*** Opening of DATA FOR PROCESSING ***

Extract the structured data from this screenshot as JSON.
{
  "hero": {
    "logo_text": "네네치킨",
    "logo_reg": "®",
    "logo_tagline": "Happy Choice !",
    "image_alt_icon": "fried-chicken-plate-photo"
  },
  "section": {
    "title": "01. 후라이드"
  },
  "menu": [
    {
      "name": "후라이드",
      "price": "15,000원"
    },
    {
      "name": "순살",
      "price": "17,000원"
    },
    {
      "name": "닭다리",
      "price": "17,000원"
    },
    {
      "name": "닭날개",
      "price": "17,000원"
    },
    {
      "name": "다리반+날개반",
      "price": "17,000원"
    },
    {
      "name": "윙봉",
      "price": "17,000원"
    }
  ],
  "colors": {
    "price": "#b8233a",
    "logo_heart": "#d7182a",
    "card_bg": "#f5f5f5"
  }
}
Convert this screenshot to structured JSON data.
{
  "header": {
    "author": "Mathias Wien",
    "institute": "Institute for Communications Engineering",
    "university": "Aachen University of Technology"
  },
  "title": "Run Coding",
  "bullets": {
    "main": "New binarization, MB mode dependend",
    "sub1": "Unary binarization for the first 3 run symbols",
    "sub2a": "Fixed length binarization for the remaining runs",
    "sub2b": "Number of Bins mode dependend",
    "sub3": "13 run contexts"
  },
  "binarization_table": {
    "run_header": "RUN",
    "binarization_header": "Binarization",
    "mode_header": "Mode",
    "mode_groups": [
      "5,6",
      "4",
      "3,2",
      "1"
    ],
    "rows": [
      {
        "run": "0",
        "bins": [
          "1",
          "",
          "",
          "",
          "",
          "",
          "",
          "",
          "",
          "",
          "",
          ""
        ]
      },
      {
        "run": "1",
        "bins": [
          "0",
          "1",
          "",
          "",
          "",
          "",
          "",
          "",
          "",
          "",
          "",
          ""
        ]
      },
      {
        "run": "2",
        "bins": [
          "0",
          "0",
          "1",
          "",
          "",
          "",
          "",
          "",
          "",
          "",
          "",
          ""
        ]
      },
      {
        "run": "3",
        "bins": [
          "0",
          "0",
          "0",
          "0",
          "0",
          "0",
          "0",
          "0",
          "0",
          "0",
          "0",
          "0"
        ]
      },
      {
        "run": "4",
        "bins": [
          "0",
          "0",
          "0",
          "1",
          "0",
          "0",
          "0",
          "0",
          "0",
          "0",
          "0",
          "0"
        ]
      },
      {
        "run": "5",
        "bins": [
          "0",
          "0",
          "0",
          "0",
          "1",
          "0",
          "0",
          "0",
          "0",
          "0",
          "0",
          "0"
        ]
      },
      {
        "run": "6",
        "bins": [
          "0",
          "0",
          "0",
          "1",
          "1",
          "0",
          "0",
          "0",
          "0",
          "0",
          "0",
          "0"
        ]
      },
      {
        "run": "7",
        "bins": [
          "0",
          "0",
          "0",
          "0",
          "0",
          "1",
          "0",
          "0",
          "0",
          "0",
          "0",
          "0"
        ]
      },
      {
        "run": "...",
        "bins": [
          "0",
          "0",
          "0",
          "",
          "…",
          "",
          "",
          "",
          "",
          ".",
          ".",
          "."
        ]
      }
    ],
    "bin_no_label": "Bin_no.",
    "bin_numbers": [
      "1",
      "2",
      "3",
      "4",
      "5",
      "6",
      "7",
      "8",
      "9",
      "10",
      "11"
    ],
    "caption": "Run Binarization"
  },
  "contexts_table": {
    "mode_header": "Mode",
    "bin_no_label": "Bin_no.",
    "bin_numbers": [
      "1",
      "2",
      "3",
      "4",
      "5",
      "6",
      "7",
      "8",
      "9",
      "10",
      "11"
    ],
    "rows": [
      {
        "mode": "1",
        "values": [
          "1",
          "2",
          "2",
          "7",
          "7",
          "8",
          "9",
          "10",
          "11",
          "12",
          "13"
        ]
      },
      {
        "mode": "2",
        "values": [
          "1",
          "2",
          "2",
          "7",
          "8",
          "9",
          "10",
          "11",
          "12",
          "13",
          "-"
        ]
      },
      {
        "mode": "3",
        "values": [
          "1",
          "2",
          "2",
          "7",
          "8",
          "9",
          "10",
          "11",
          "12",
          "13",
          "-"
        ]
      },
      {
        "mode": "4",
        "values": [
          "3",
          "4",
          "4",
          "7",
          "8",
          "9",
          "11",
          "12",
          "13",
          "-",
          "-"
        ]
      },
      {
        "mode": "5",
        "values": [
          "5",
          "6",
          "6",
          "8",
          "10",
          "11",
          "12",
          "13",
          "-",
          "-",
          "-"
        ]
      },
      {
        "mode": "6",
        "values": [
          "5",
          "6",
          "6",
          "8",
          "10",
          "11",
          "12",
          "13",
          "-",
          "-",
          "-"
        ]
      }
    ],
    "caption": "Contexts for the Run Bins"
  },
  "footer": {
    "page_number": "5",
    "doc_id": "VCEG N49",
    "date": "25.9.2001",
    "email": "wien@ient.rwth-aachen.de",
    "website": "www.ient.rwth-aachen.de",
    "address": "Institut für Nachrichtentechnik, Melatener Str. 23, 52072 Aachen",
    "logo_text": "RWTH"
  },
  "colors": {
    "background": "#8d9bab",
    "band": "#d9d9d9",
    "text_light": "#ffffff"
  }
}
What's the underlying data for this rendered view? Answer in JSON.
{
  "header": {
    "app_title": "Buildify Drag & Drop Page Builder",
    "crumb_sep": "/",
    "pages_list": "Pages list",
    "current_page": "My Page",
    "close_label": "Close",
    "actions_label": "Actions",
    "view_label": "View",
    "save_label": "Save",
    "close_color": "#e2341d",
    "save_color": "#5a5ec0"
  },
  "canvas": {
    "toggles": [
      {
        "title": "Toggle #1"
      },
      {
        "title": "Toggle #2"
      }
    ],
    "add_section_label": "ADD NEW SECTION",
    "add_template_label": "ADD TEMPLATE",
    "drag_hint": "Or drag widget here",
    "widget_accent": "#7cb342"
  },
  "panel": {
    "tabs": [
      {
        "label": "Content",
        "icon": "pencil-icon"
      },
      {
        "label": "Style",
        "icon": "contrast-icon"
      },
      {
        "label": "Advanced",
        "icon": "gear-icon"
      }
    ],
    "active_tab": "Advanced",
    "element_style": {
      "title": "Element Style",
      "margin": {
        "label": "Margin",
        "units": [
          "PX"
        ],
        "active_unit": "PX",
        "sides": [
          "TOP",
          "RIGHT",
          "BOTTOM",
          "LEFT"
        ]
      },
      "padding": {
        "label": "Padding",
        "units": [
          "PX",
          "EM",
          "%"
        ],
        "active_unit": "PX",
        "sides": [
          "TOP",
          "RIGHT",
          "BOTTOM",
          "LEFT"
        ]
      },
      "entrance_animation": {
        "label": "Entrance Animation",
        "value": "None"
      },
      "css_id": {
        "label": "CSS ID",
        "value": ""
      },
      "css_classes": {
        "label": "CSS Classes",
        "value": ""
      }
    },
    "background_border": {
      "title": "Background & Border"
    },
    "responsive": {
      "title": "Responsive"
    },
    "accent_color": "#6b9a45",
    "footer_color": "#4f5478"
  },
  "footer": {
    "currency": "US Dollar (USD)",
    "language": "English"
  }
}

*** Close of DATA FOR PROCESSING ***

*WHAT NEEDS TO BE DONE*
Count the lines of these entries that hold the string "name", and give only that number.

*OUTPUT FOR THIS TASK*
6